weekly (Another Night…) – 5

Gupti said nothing and they walked silently through shadows of the crowds returning home by the light of the lampposts.

They passed Ba Maura leaning against the doorway of her mostly empty goods shop. The middle-aged widow was having her daily indulgent natter with the squat, hunched form of old Sef. She waved hello at Gupti over Sef’s bowed shoulder.

Gupti waved back, his eyes trailing warily across Sef’s mis-shapen form. The old man had the distinction of surviving the deadliest cave-in in memory. Eight hundred and forty two known workers, and countless slaves and undocumenteds, had been caught forever in that horrible sabotage twenty-three years ago.

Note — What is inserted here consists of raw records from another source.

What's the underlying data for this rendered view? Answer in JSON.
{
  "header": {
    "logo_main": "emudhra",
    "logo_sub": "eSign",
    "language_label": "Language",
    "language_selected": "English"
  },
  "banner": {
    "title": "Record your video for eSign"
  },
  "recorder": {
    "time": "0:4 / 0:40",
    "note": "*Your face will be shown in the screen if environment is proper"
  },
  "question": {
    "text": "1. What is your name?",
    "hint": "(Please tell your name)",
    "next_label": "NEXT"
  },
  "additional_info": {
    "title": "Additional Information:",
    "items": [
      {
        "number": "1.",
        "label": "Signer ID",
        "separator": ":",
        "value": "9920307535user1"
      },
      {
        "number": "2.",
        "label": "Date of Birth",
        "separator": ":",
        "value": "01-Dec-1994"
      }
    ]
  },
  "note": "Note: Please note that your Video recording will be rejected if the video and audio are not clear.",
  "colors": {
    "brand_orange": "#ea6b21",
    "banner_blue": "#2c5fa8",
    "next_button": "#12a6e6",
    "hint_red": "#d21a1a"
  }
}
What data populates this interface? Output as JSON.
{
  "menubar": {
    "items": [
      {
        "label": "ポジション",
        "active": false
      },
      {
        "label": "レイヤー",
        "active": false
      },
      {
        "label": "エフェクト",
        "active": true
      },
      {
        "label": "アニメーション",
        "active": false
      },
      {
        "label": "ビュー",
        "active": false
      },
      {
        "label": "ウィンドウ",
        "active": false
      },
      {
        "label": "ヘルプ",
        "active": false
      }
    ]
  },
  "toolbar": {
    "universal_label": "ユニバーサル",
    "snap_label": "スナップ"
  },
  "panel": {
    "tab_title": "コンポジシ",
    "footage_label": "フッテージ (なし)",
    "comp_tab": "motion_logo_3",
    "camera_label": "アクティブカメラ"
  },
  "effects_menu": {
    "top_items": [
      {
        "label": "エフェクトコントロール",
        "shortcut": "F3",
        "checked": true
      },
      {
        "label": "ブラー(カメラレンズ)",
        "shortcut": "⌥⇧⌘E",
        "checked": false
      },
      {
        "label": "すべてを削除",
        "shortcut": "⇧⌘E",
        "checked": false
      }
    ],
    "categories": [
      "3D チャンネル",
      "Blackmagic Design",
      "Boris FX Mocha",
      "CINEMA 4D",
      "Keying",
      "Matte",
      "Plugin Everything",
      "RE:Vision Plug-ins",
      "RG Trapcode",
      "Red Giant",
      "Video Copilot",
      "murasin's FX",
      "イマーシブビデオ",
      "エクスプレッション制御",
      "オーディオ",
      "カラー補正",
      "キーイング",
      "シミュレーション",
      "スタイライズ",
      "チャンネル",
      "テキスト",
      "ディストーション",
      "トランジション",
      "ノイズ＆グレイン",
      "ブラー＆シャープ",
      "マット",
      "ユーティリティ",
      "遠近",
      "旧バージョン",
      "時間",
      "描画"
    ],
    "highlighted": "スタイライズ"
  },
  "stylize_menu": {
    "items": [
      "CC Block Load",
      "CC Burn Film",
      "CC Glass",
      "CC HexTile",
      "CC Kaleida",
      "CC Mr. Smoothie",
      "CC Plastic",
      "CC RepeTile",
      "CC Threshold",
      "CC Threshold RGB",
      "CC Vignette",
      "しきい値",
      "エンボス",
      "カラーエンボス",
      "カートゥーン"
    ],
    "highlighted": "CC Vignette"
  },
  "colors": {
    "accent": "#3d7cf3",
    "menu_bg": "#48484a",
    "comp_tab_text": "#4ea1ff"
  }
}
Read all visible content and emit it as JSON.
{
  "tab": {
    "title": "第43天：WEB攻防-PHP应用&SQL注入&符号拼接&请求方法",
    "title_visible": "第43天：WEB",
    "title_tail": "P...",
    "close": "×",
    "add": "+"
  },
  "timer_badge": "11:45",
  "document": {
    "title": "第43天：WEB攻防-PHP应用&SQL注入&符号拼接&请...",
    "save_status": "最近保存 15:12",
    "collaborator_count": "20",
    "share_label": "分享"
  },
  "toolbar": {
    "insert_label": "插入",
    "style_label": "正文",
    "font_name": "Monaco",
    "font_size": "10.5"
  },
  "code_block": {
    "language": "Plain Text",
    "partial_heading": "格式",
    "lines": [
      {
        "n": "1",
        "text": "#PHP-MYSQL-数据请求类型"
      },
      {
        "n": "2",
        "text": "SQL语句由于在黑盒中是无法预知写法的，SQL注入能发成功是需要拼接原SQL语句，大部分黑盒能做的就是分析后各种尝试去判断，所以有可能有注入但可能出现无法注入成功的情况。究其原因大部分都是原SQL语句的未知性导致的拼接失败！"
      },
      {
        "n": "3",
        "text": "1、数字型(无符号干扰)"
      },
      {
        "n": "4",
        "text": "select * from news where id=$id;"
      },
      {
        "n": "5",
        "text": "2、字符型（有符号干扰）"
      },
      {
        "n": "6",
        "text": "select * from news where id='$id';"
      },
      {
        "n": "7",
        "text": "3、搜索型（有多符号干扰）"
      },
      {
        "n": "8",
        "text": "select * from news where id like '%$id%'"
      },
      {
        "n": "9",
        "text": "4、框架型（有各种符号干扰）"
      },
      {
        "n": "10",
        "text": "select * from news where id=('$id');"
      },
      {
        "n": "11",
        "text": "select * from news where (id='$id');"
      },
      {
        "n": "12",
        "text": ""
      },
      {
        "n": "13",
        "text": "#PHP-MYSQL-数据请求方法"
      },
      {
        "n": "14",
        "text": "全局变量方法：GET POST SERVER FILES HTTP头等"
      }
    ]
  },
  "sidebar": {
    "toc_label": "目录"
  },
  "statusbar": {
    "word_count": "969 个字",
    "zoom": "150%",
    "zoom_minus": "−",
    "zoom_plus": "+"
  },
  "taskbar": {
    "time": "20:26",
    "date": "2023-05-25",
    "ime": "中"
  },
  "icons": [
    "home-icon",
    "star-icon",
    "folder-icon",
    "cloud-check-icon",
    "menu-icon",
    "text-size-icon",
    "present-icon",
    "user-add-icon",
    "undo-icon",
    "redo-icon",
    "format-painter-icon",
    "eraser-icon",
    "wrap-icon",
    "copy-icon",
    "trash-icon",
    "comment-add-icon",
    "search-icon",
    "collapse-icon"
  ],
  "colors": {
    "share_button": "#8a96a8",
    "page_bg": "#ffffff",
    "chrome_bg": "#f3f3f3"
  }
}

Sef, a cocky dig diver at the peak of his game, had found a new vein and stumbled upon the malevolent Gorts as they prepared the disaster. Surprised and overwhelmed, Sef had been dealt with in ways that none knew for certain. All that was known was that he’d dragged himself back into the city almost two weeks later, with almost every bone in his body broken, along with his mind.

“She started it.”

Gupti plucked a honeyed date from the oiled pouch, popped it into his mouth, and offered the pouch to Aneesh. “Can you tell me what I’m going to say?”

Aneesh, five dates in her small hands, sighed and rolled her eyes. “It doesn’t matter who started it.” She grimaced peevishly and then squashed two dates into her mouth. “Yeah. I know.”

Gupti nodded. “I think you will.” He touched her head and smiled down at her. “Now go on. Ba Yanna will be expecting you soon. I want to see you both tomorrow night, okay?” He cocked an eye at her, warningly. “As friends, understood?”

Aneesh sighed dramatically. “Uh-huh,” she managed to say around the sticky, chewy dates. She hugged his soft waist quickly, leaving sticky spots on his dingy uniform, and ran off.

“And save one of those for her!”

The tawny, scrawny girl raised an arm and then was gone, lost in bodies and dust and shadow.

He sucked on the sweet treat, pressing the chewy fruit against the roof of his mouth. Another of Manadan’s favorite sayings sounded in his mind: You can’t save them all.

He sighed. He knew it was true, but he always did his level best to forget.

Around him, the steady flow of retiring day workers moved under the light of the three working lampposts at the intersection of 49 and 18. The very young skittered underfoot, called out, chased one another, and grabbed at their elder brothers, sisters, parents, and grandparents, as the constant stream of working families returned home.

Moving to the left, he neared the charred and stunted remnant of the unlit lamppost. Knuckling the post, he made a mental note to gently remind Fa’ Loukh, local appointee for the Ministry of Housing and Traffic, that the post still had not been replaced.

Beside him, a man stumbled and another man shoved him aside. The first man pushed back automatically and immediately a circle of emptiness surrounded them, bordered by slowing, vaguely interested figures.

The second man, dressed in the faded remnants of a western khatouf, the last vestige of his proud ancestry, bore an evil look and tensed to lunge at the first man, a lean and once-handsome figure long since drawn with too-sharp features and too-shallow cheeks. Then he noticed Gupti.

Gupti hadn’t moved, but the circle had swelled around him, and he turned slowly to face the men, letting his uniform do the work, under the unblinking gaze of his eyes.

The pause interrupted the reactionary anger, and almost immediately the flow of bodies resumed, sweeping the two men along, separating them with the subconscious awareness of the masses, and leaving Gupti alone once more.

He sighed deeply and lifted the pouch in his hand. Aneesh had, indeed, been hungry. There were only three dates left. More from habit than hunger, he popped another into his mouth. Even so, the honeyed sweetness no longer satisfied him. He shook his head and looked around. Everything here balanced upon the edge of a knife.

Hundreds upon hundreds of filthy, exhausted people rustled and bumped and sidled and shifted against one another, sweating evenly in the constant heat. Their eyes followed the unchanging track that led home. Their shoulders sagged and their backs slouched from the ultimately futile work of the last fourteen hours. Even the children’s cries had turned petulant, whiny, and shrill in his ears.

Gupti tried to blink himself free of this uncharacteristic melancholy. Pulling a thick hand over his face, he yawned, arching back, only to find himself gazing up at the charred tops of the nearest buildings. The Ayeed fire, back in the year of the Ninth Rat, had only danced across the tops of these more central tenements before the djinn had been summoned at last.